48 features, non-sparse format, 0.6 MB.
3153 / 315 / 31532
784 features, non-sparse format, 7.7 MB.
970 features, non-sparse format, 19.4 MB.
Drug discovery
3845 / 384 / 38449
Chemical structure in MDL-SD format, 30.3 MB.
1617 features, non-sparse format, 7.6 MB.
Text classif.
1754 / 175 / 17537
Text. 14 MB.
16969 features, sparse format, 2.3 MB.
13086 / 1309 / 130857
108 features, non-sparse format, 6.2 MB.
216 features, non-sparse format, 15.6 MB.

The validation set labels are now available for the agnostic learning track and the prior knowledge track. (they became available to the participants mid-way through the challenge).
All datasets are stored in simple text formats. Sample Matlab code is available to read the data and format the results. The results must be uploaded to the challenge web site for result scoring. See the example of result archive.

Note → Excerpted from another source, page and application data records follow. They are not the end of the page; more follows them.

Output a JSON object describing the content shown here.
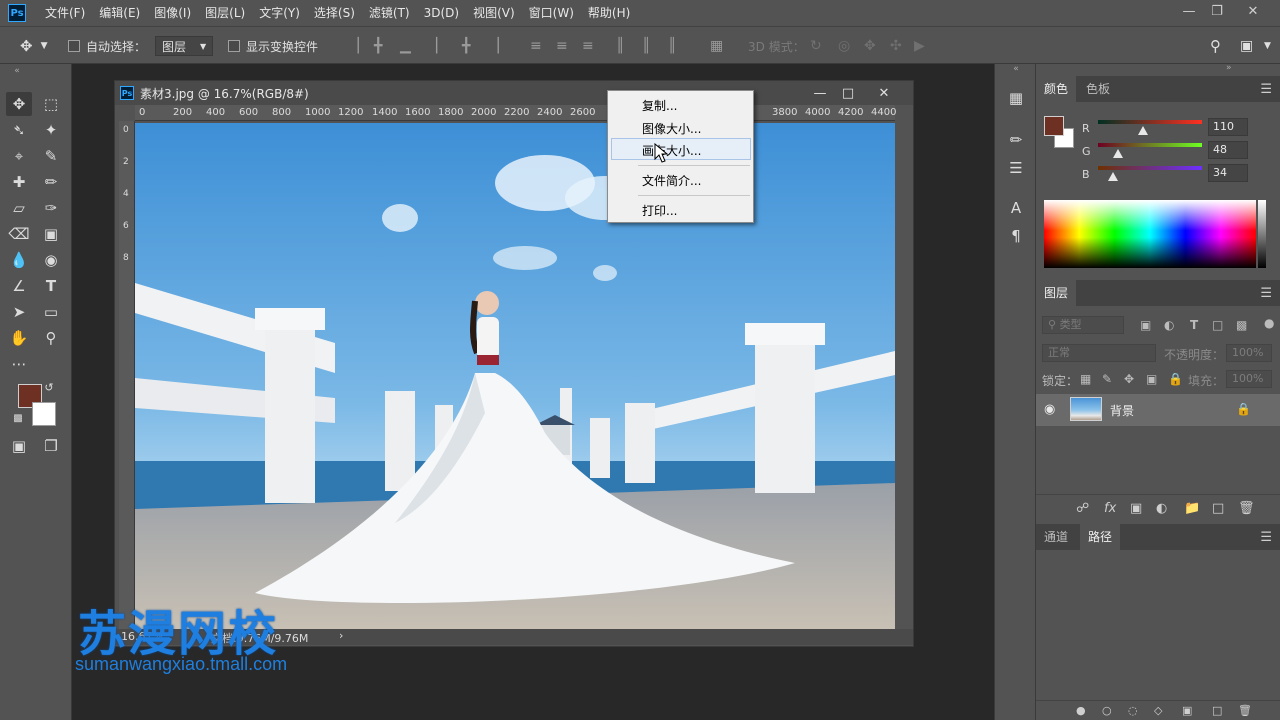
{
  "app": {
    "logo": "Ps",
    "menus": [
      "文件(F)",
      "编辑(E)",
      "图像(I)",
      "图层(L)",
      "文字(Y)",
      "选择(S)",
      "滤镜(T)",
      "3D(D)",
      "视图(V)",
      "窗口(W)",
      "帮助(H)"
    ]
  },
  "options": {
    "auto_select_label": "自动选择：",
    "auto_select_value": "图层",
    "show_transform_label": "显示变换控件",
    "mode_3d_label": "3D 模式："
  },
  "document": {
    "title": "素材3.jpg @ 16.7%(RGB/8#)",
    "ruler_h": [
      "0",
      "200",
      "400",
      "600",
      "800",
      "1000",
      "1200",
      "1400",
      "1600",
      "1800",
      "2000",
      "2200",
      "2400",
      "2600",
      "3800",
      "4000",
      "4200",
      "4400"
    ],
    "ruler_v": [
      "0",
      "2",
      "4",
      "6",
      "8"
    ],
    "status_zoom": "16.67%",
    "status_doc": "文档:9.76M/9.76M"
  },
  "context_menu": {
    "items": [
      "复制...",
      "图像大小...",
      "画布大小...",
      "文件简介...",
      "打印..."
    ],
    "highlighted": "画布大小..."
  },
  "color_panel": {
    "tabs": [
      "颜色",
      "色板"
    ],
    "active_tab": "颜色",
    "foreground": "#6e3022",
    "background": "#ffffff",
    "channels": [
      {
        "label": "R",
        "value": "110"
      },
      {
        "label": "G",
        "value": "48"
      },
      {
        "label": "B",
        "value": "34"
      }
    ]
  },
  "layers_panel": {
    "title": "图层",
    "filter_placeholder": "类型",
    "blend_mode": "正常",
    "opacity_label": "不透明度：",
    "opacity_value": "100%",
    "lock_label": "锁定：",
    "fill_label": "填充：",
    "fill_value": "100%",
    "layers": [
      {
        "name": "背景",
        "visible": true,
        "locked": true
      }
    ]
  },
  "channels_panel": {
    "tabs": [
      "通道",
      "路径"
    ],
    "active_tab": "路径"
  },
  "watermark": {
    "brand": "苏漫网校",
    "url": "sumanwangxiao.tmall.com"
  }
}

We are very thankful to the institutions who originally gave the data. A report describing the datasets and giving credit the data donors is available.


The results of the competitions are available on-line:
- Performance Prediction Challenge results.
- Agnostic Learning vs. Prior Knowledge challenge and model selection game:
- December 1st, 2006: Results of the model selection game. [Slides].
- March 1st , 2007: Competition deadline ranking. [Slides]
The March 1st results prompted us to extend the competition deadline because the participants in the "prior knowledge track" are still making progress, as indicated by the learning curves. Presently the prior knowledge track obtains slightly better results than the agnostic learning track, but the differences are not very significant.

- August 1st, 2007: Final ALvsPK challenge results.

Here are the three events, whose outcome are gathered in the book. All of these events concentrated on the study of the same datasets, but emphasized different aspects of the machine learning problem:

Performance prediction:

WCCI 2006 workshop of model selection and performance prediction challenge. We organized a competition on model selection and the prediction of generalization performance. How good are you at predicting how good you are?

Model selection:

NIPS 2006 workshop on multi-level inference and model selection game. We organized a game of model selection using the same datasets as the "Performance prediction challenge" but restricting people to using models from a provided toolbox.


IJCNN 2007 Data representation discovery workshop and Agnostic learning vs. Prior knowledge challenge. “When everything fails, ask for additional domain knowledge” is the current motto of machine learning. Therefore, assessing the real added value of prior/domain knowledge is a both deep and practical question.The participants competed in two track: the “prior knowledge track” for which they had access to the raw data and information about the data, and the “agnostic learning track” for which they had access to preprocessed data with no knowledge of the identity of the features.

Other competitions:

ChaLearn keeps organizing new competitions, check them out! .

Contact information


Isabelle Guyon
955, Creston Road,
Berkeley, CA 94708, U.S.A.
Tel/Fax: (510) 524 6211

Amir Reza Saffari Azar
(Graz University of Technology) Gideon Dror (Academic College of Tel-Aviv-Yaffo), Gavin Cawley (University of East Anglia, UK).

NSF logo This material is based upon work supported by the National Science Foundation under Grant N0. ECCS-0424142 and Grant N0. ECCS-0736687. Any opinions, findings, and conclusions or recommendations expressed in this material are those of the authors and do not necessarily reflect the views of the National Science Foundation.